But, sometimes they do come up
and when that happens someone is bound to start comparing
one with another and tell you which one was "best" (whatever that signifies).
How would you go about rating a gunfighter? There
are a lot of variables such as: How fast was he? How
often did he hit what he shot at? How many recorded
shoot-outs did he survive? How many people did he
kill? What kind of gun did he use? and so forth, and
so forth. The one thing that you really shouldn't pay
much attention to was what they said about themselves.
They seemed to have a slight tendency to exaggerate.
Take Wyatt Earp, for instance. We've all heard of
what a great gunfighter he was. But, the records just
don't bear that out , When you get right down to it,
there is no record that he ever, singlehandedly, killed
anyone. He's credited with five assists but, being "brave, courageous, and bold", he seemed to like lots
But, what we're trying to work around to is that
if you use individual results as a yardstick, then the
one that tops the list is a fellow you probably never
heard of -- a fellow named James Miller.
Jim Miller, who was known variously as "Killin Jim", "Killer Miller", or, simply, "Deacon' was born in Van
Buren, Arkansas in 1866 but moved out to Franklin, Texas

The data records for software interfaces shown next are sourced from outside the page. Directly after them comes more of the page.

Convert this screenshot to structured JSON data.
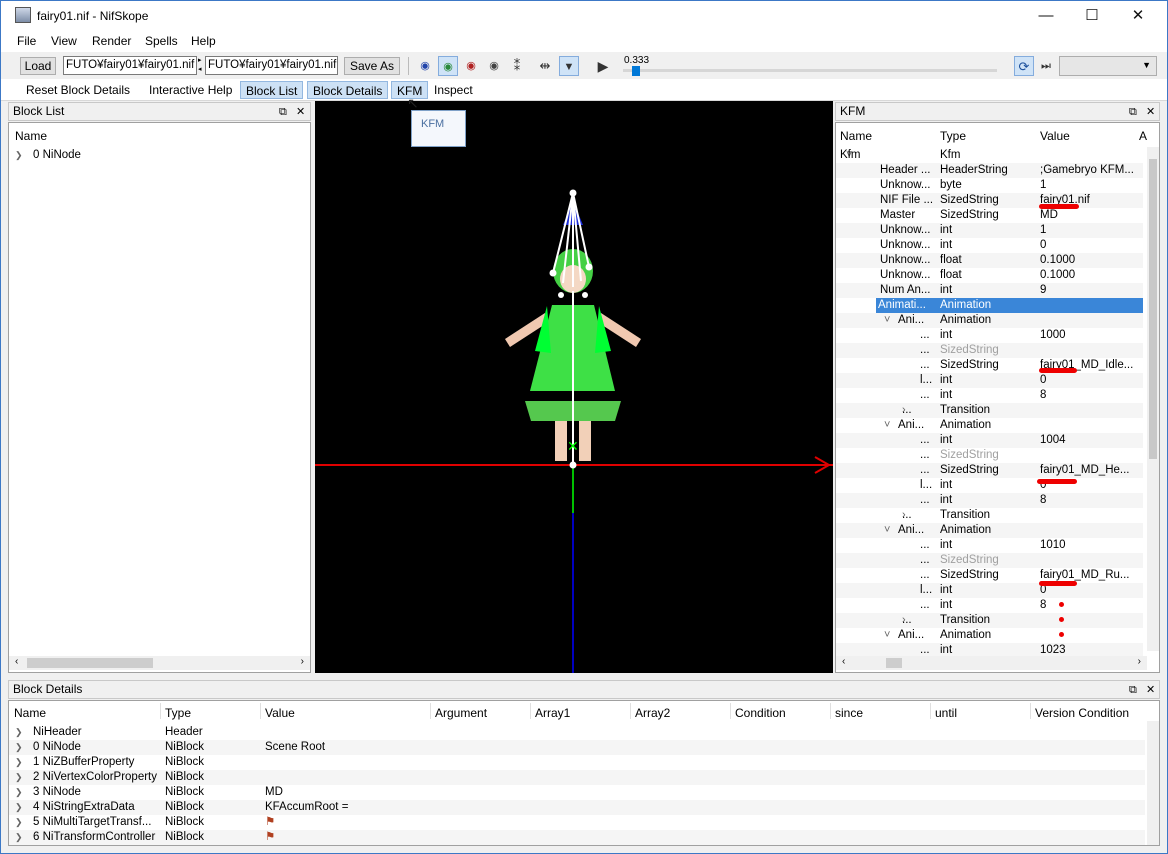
{
  "window": {
    "title": "fairy01.nif - NifSkope",
    "min": "—",
    "max": "☐",
    "close": "✕"
  },
  "menu": [
    "File",
    "View",
    "Render",
    "Spells",
    "Help"
  ],
  "toolbar": {
    "load": "Load",
    "path1": "FUTO¥fairy01¥fairy01.nif",
    "path2": "FUTO¥fairy01¥fairy01.nif",
    "save_as": "Save As",
    "time": "0.333"
  },
  "tabs": [
    "Reset Block Details",
    "Interactive Help",
    "Block List",
    "Block Details",
    "KFM",
    "Inspect"
  ],
  "tooltip": "KFM",
  "block_list": {
    "title": "Block List",
    "col_name": "Name",
    "items": [
      "0 NiNode"
    ]
  },
  "kfm": {
    "title": "KFM",
    "cols": [
      "Name",
      "Type",
      "Value",
      "A"
    ],
    "rows": [
      {
        "n": "Kfm",
        "t": "Kfm",
        "v": ""
      },
      {
        "n": "Header ...",
        "t": "HeaderString",
        "v": ";Gamebryo KFM..."
      },
      {
        "n": "Unknow...",
        "t": "byte",
        "v": "1"
      },
      {
        "n": "NIF File ...",
        "t": "SizedString",
        "v": "fairy01.nif"
      },
      {
        "n": "Master",
        "t": "SizedString",
        "v": "MD"
      },
      {
        "n": "Unknow...",
        "t": "int",
        "v": "1"
      },
      {
        "n": "Unknow...",
        "t": "int",
        "v": "0"
      },
      {
        "n": "Unknow...",
        "t": "float",
        "v": "0.1000"
      },
      {
        "n": "Unknow...",
        "t": "float",
        "v": "0.1000"
      },
      {
        "n": "Num An...",
        "t": "int",
        "v": "9"
      },
      {
        "n": "Animati...",
        "t": "Animation",
        "v": ""
      },
      {
        "n": "Ani...",
        "t": "Animation",
        "v": ""
      },
      {
        "n": "...",
        "t": "int",
        "v": "1000"
      },
      {
        "n": "...",
        "t": "SizedString",
        "v": ""
      },
      {
        "n": "...",
        "t": "SizedString",
        "v": "fairy01_MD_Idle..."
      },
      {
        "n": "l...",
        "t": "int",
        "v": "0"
      },
      {
        "n": "...",
        "t": "int",
        "v": "8"
      },
      {
        "n": "...",
        "t": "Transition",
        "v": ""
      },
      {
        "n": "Ani...",
        "t": "Animation",
        "v": ""
      },
      {
        "n": "...",
        "t": "int",
        "v": "1004"
      },
      {
        "n": "...",
        "t": "SizedString",
        "v": ""
      },
      {
        "n": "...",
        "t": "SizedString",
        "v": "fairy01_MD_He..."
      },
      {
        "n": "l...",
        "t": "int",
        "v": "0"
      },
      {
        "n": "...",
        "t": "int",
        "v": "8"
      },
      {
        "n": "...",
        "t": "Transition",
        "v": ""
      },
      {
        "n": "Ani...",
        "t": "Animation",
        "v": ""
      },
      {
        "n": "...",
        "t": "int",
        "v": "1010"
      },
      {
        "n": "...",
        "t": "SizedString",
        "v": ""
      },
      {
        "n": "...",
        "t": "SizedString",
        "v": "fairy01_MD_Ru..."
      },
      {
        "n": "l...",
        "t": "int",
        "v": "0"
      },
      {
        "n": "...",
        "t": "int",
        "v": "8"
      },
      {
        "n": "...",
        "t": "Transition",
        "v": ""
      },
      {
        "n": "Ani...",
        "t": "Animation",
        "v": ""
      },
      {
        "n": "...",
        "t": "int",
        "v": "1023"
      }
    ]
  },
  "block_details": {
    "title": "Block Details",
    "cols": [
      "Name",
      "Type",
      "Value",
      "Argument",
      "Array1",
      "Array2",
      "Condition",
      "since",
      "until",
      "Version Condition"
    ],
    "rows": [
      {
        "n": "NiHeader",
        "t": "Header",
        "v": ""
      },
      {
        "n": "0 NiNode",
        "t": "NiBlock",
        "v": "Scene Root"
      },
      {
        "n": "1 NiZBufferProperty",
        "t": "NiBlock",
        "v": ""
      },
      {
        "n": "2 NiVertexColorProperty",
        "t": "NiBlock",
        "v": ""
      },
      {
        "n": "3 NiNode",
        "t": "NiBlock",
        "v": "MD"
      },
      {
        "n": "4 NiStringExtraData",
        "t": "NiBlock",
        "v": "KFAccumRoot ="
      },
      {
        "n": "5 NiMultiTargetTransf...",
        "t": "NiBlock",
        "v": ""
      },
      {
        "n": "6 NiTransformController",
        "t": "NiBlock",
        "v": ""
      }
    ]
  }
}
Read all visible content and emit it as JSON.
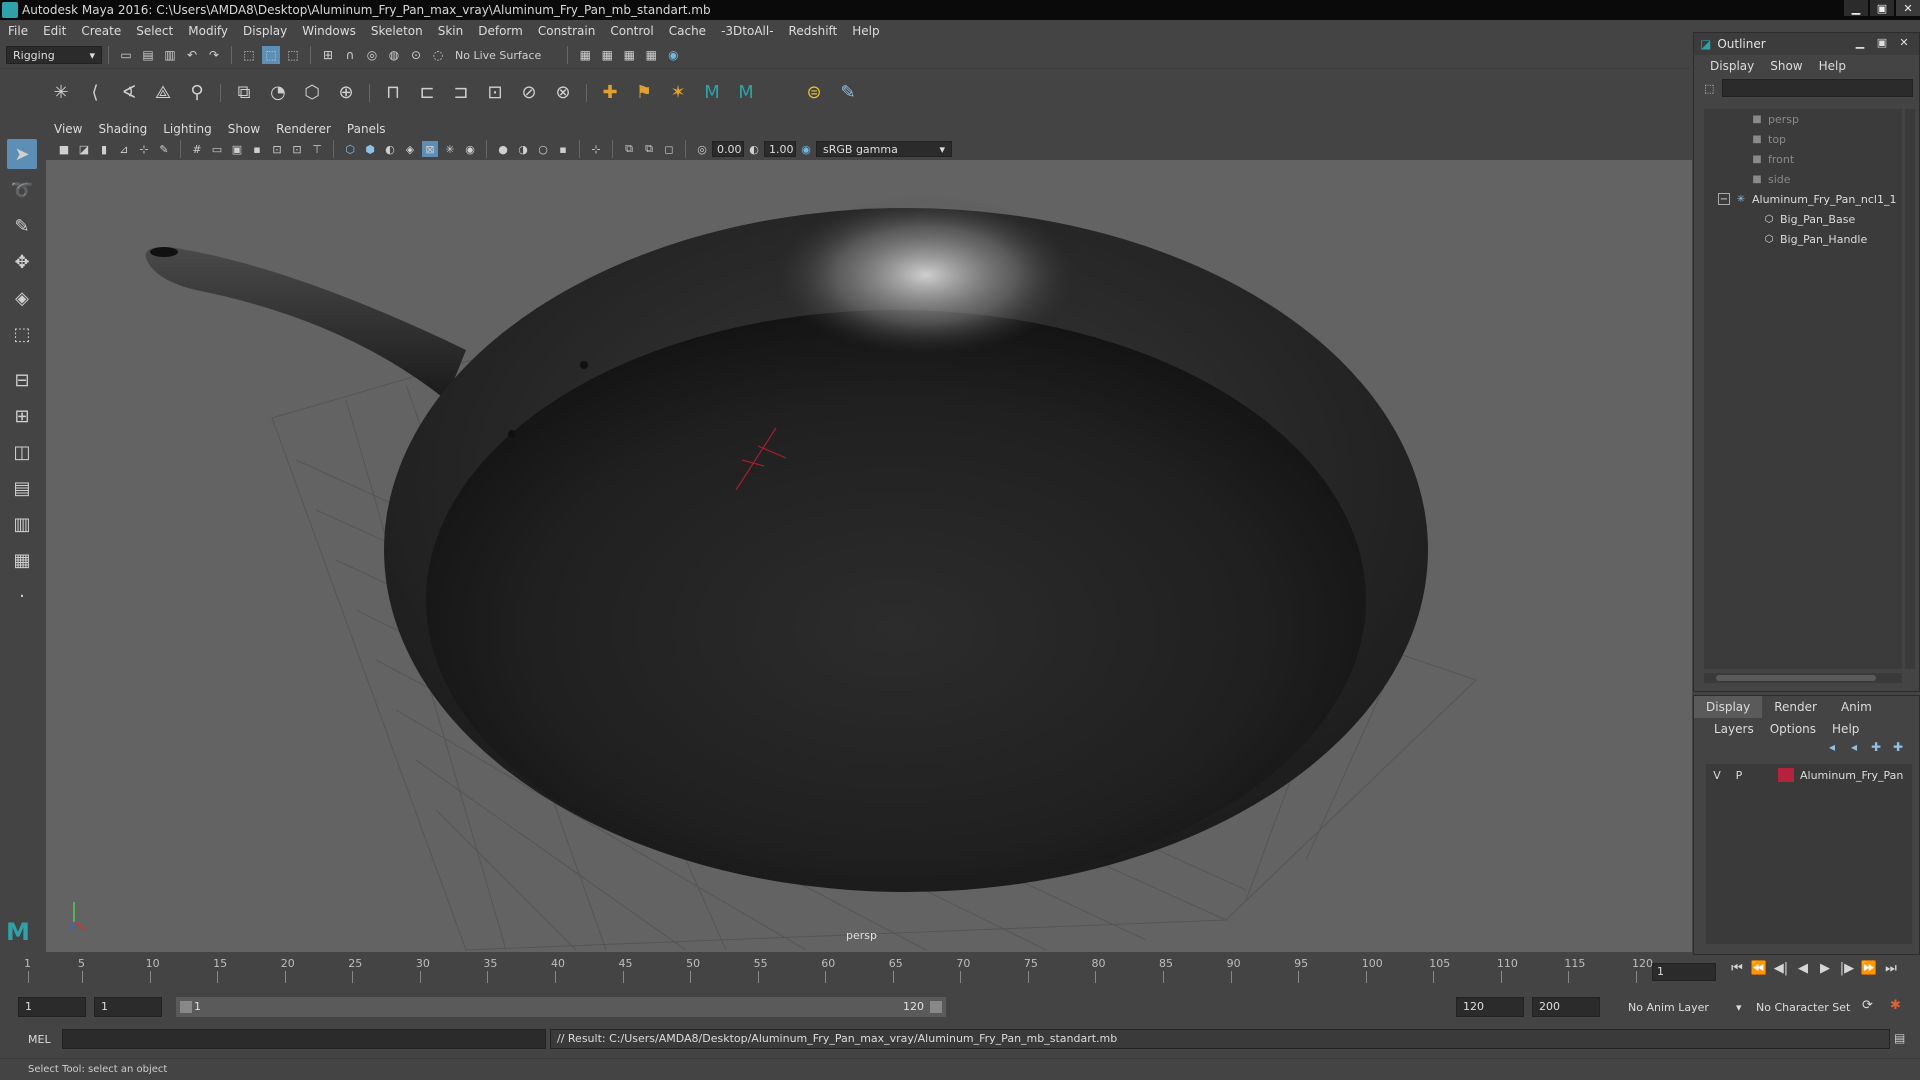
{
  "window": {
    "title": "Autodesk Maya 2016: C:\\Users\\AMDA8\\Desktop\\Aluminum_Fry_Pan_max_vray\\Aluminum_Fry_Pan_mb_standart.mb",
    "minimize": "▁",
    "restore": "▣",
    "close": "✕"
  },
  "menubar": [
    "File",
    "Edit",
    "Create",
    "Select",
    "Modify",
    "Display",
    "Windows",
    "Skeleton",
    "Skin",
    "Deform",
    "Constrain",
    "Control",
    "Cache",
    "-3DtoAll-",
    "Redshift",
    "Help"
  ],
  "statusline": {
    "menu_set": "Rigging",
    "live_surface": "No Live Surface"
  },
  "panel": {
    "menu": [
      "View",
      "Shading",
      "Lighting",
      "Show",
      "Renderer",
      "Panels"
    ],
    "exposure": "0.00",
    "gamma": "1.00",
    "color_space": "sRGB gamma",
    "camera_label": "persp"
  },
  "outliner": {
    "title": "Outliner",
    "menu": [
      "Display",
      "Show",
      "Help"
    ],
    "items": [
      {
        "label": "persp",
        "type": "camera",
        "dim": true,
        "indent": 1
      },
      {
        "label": "top",
        "type": "camera",
        "dim": true,
        "indent": 1
      },
      {
        "label": "front",
        "type": "camera",
        "dim": true,
        "indent": 1
      },
      {
        "label": "side",
        "type": "camera",
        "dim": true,
        "indent": 1
      },
      {
        "label": "Aluminum_Fry_Pan_ncl1_1",
        "type": "group",
        "dim": false,
        "indent": 0
      },
      {
        "label": "Big_Pan_Base",
        "type": "mesh",
        "dim": false,
        "indent": 2
      },
      {
        "label": "Big_Pan_Handle",
        "type": "mesh",
        "dim": false,
        "indent": 2
      }
    ]
  },
  "layer_editor": {
    "tabs": [
      "Display",
      "Render",
      "Anim"
    ],
    "active_tab": "Display",
    "menu": [
      "Layers",
      "Options",
      "Help"
    ],
    "layers": [
      {
        "v": "V",
        "p": "P",
        "name": "Aluminum_Fry_Pan",
        "color": "#b4233a"
      }
    ]
  },
  "timeslider": {
    "ticks": [
      "1",
      "5",
      "10",
      "15",
      "20",
      "25",
      "30",
      "35",
      "40",
      "45",
      "50",
      "55",
      "60",
      "65",
      "70",
      "75",
      "80",
      "85",
      "90",
      "95",
      "100",
      "105",
      "110",
      "115",
      "120"
    ],
    "current_frame": "1"
  },
  "rangeslider": {
    "start": "1",
    "playback_start": "1",
    "range_start_label": "1",
    "range_end_label": "120",
    "playback_end": "120",
    "end": "200",
    "anim_layer": "No Anim Layer",
    "character_set": "No Character Set"
  },
  "cmdline": {
    "label": "MEL",
    "result": "// Result: C:/Users/AMDA8/Desktop/Aluminum_Fry_Pan_max_vray/Aluminum_Fry_Pan_mb_standart.mb"
  },
  "helpline": "Select Tool: select an object",
  "icons": {
    "playback": [
      "⏮",
      "⏪",
      "◀|",
      "◀",
      "▶",
      "|▶",
      "⏩",
      "⏭"
    ]
  }
}
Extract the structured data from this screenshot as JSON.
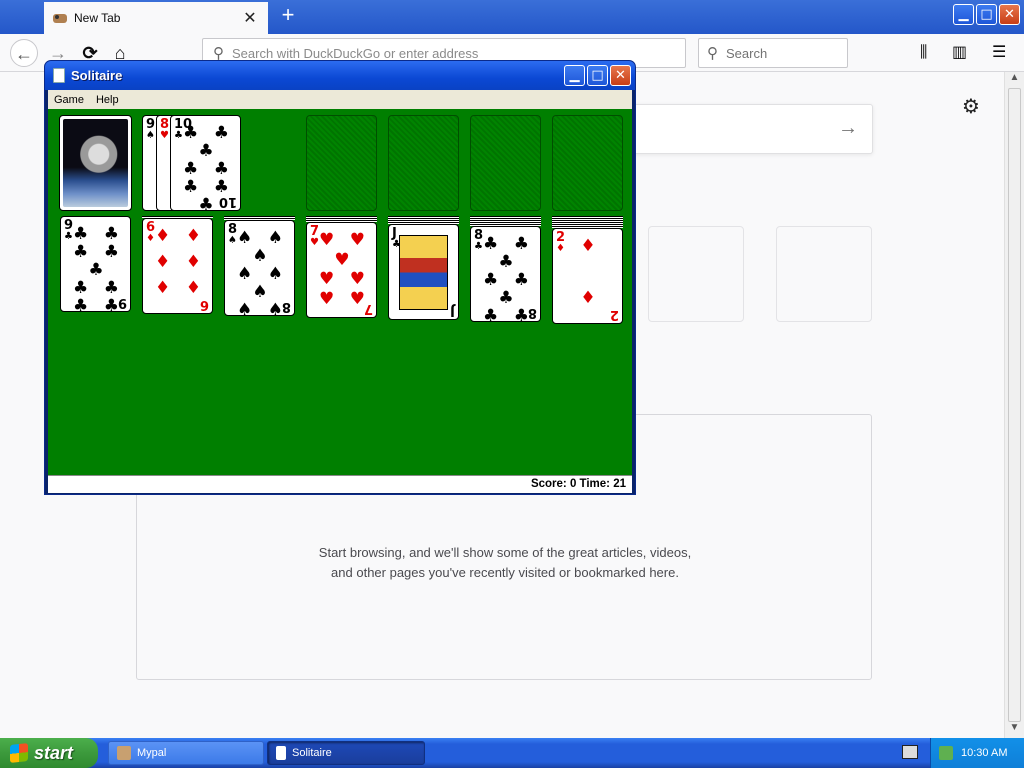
{
  "browser": {
    "tab_title": "New Tab",
    "new_tab_symbol": "+",
    "url_placeholder": "Search with DuckDuckGo or enter address",
    "search_placeholder": "Search",
    "highlights_message": "Start browsing, and we'll show some of the great articles, videos, and other pages you've recently visited or bookmarked here."
  },
  "solitaire": {
    "title": "Solitaire",
    "menu": [
      "Game",
      "Help"
    ],
    "status": "Score: 0 Time: 21",
    "waste": [
      {
        "rank": "9",
        "suit": "♠",
        "color": "blk"
      },
      {
        "rank": "8",
        "suit": "♥",
        "color": "red"
      },
      {
        "rank": "10",
        "suit": "♣",
        "color": "blk"
      }
    ],
    "tableau": [
      {
        "rank": "9",
        "suit": "♣",
        "color": "blk",
        "hidden": 0
      },
      {
        "rank": "6",
        "suit": "♦",
        "color": "red",
        "hidden": 1
      },
      {
        "rank": "8",
        "suit": "♠",
        "color": "blk",
        "hidden": 2
      },
      {
        "rank": "7",
        "suit": "♥",
        "color": "red",
        "hidden": 3
      },
      {
        "rank": "J",
        "suit": "♣",
        "color": "blk",
        "hidden": 4
      },
      {
        "rank": "8",
        "suit": "♣",
        "color": "blk",
        "hidden": 5
      },
      {
        "rank": "2",
        "suit": "♦",
        "color": "red",
        "hidden": 6
      }
    ]
  },
  "taskbar": {
    "start_label": "start",
    "tasks": [
      "Mypal",
      "Solitaire"
    ],
    "clock": "10:30 AM"
  },
  "icons": {
    "back": "←",
    "forward": "→",
    "reload": "⟳",
    "home": "⌂",
    "search": "⚲",
    "library": "⫼",
    "sidebar": "▥",
    "menu": "☰",
    "gear": "⚙",
    "go": "→",
    "close": "✕",
    "minimize": "▁",
    "maximize": "□"
  }
}
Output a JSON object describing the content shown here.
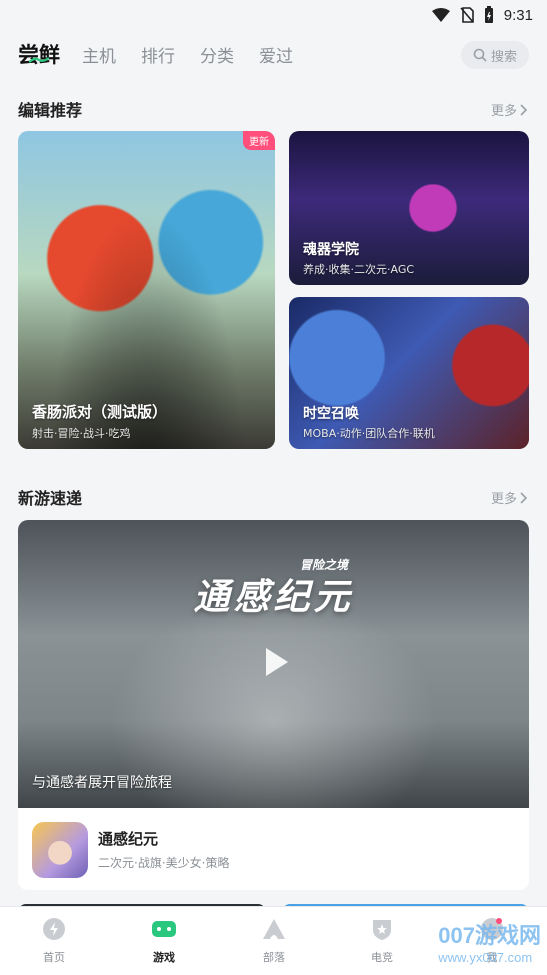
{
  "status": {
    "time": "9:31"
  },
  "tabs": [
    {
      "label": "尝鲜",
      "active": true
    },
    {
      "label": "主机"
    },
    {
      "label": "排行"
    },
    {
      "label": "分类"
    },
    {
      "label": "爱过"
    }
  ],
  "search": {
    "placeholder": "搜索"
  },
  "editor": {
    "title": "编辑推荐",
    "more": "更多",
    "cards": [
      {
        "title": "香肠派对（测试版）",
        "tags": "射击·冒险·战斗·吃鸡",
        "badge": "更新"
      },
      {
        "title": "魂器学院",
        "tags": "养成·收集·二次元·AGC"
      },
      {
        "title": "时空召唤",
        "tags": "MOBA·动作·团队合作·联机"
      }
    ]
  },
  "newgames": {
    "title": "新游速递",
    "more": "更多",
    "feature": {
      "logo_main": "通感纪元",
      "logo_sub": "冒险之境",
      "caption": "与通感者展开冒险旅程",
      "app_name": "通感纪元",
      "app_tags": "二次元·战旗·美少女·策略"
    }
  },
  "bottom_nav": [
    {
      "label": "首页",
      "icon": "home-icon"
    },
    {
      "label": "游戏",
      "icon": "gamepad-icon",
      "active": true
    },
    {
      "label": "部落",
      "icon": "tribe-icon"
    },
    {
      "label": "电竞",
      "icon": "esports-icon"
    },
    {
      "label": "我",
      "icon": "profile-icon"
    }
  ],
  "watermark": {
    "main": "007游戏网",
    "sub": "www.yx007.com"
  },
  "colors": {
    "accent": "#2ac77f",
    "badge": "#ff4f7a",
    "more": "#9aa0a6"
  }
}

when he was a year old. When his folks died, he was
sent to live with his grandparents up in Evant and, when
he was eight he was arrested for their murder. They
never brought him to trial for that but when he killed
his brother-in-law he was tried and acquitted on a technicality.
Somehow, he wasn't too popular in the community
and soon went to work for Mannen Clements on his big
McCulloch County ranch. That's when his education really
started. You see, all of the Clements brothers were
involved in the Sutton-Taylor feud along with their
nephew John Wesley Hardin and from time to time the
ranch was home for such friendly folks as John Ringo,
Bill Taylor, and most of the Sam Bass Gang.
Jim learned his lessons well. When Clements was
killed in a fracus with a political rival, Jim shot the
perpetrator and then went for a tour of the Mexican
border until things cooled down. Down in San Saba he ran a saloon for awhile and then got himself
hired as a Deputy Sheriff in Reeves County. That didn't
last too long because he never brought in prisoners.
They were always killed while trying to escape.
After marrying Clements-daughter Sallie, Jim talked
his way into the Texas Rangers and became so active in
the Methodist Church that he took the name of "Deacon".
A few killings later Jim and Sallie found themselves
in Fort Worth where Sallie ran a boarding house and
Jim became a hired killer at the bargain rate of $150
a head. In between jobs he reportedly held prayer meetings
and attended to the other business of the church.
Jim ranged far and wide. His favorite weapon
was a shotgun and his usual tactic was to shoot from
ambush. In face-to-face confrontations his life was
saved more than once by a steel plate that he wore
under his shirt on a strap hung around his neck. If
you're keeping score, he was credited with a round
dozen killings (one more than either Wes Hardin or
Bill Longly) and he claimed that, "I have Lost my
notch stick on Mexicans that I killed out on the border."
In 1909 Jim killed his last man, a rancher up in
Ada, Oklahoma. He was tracked to Fort Worth, extradited
back to Ada and, along with the three men who hired him,
lynched in a livery stable. Killer Jim, the Deacon, didn't "die by t h e sword" but the rope served just as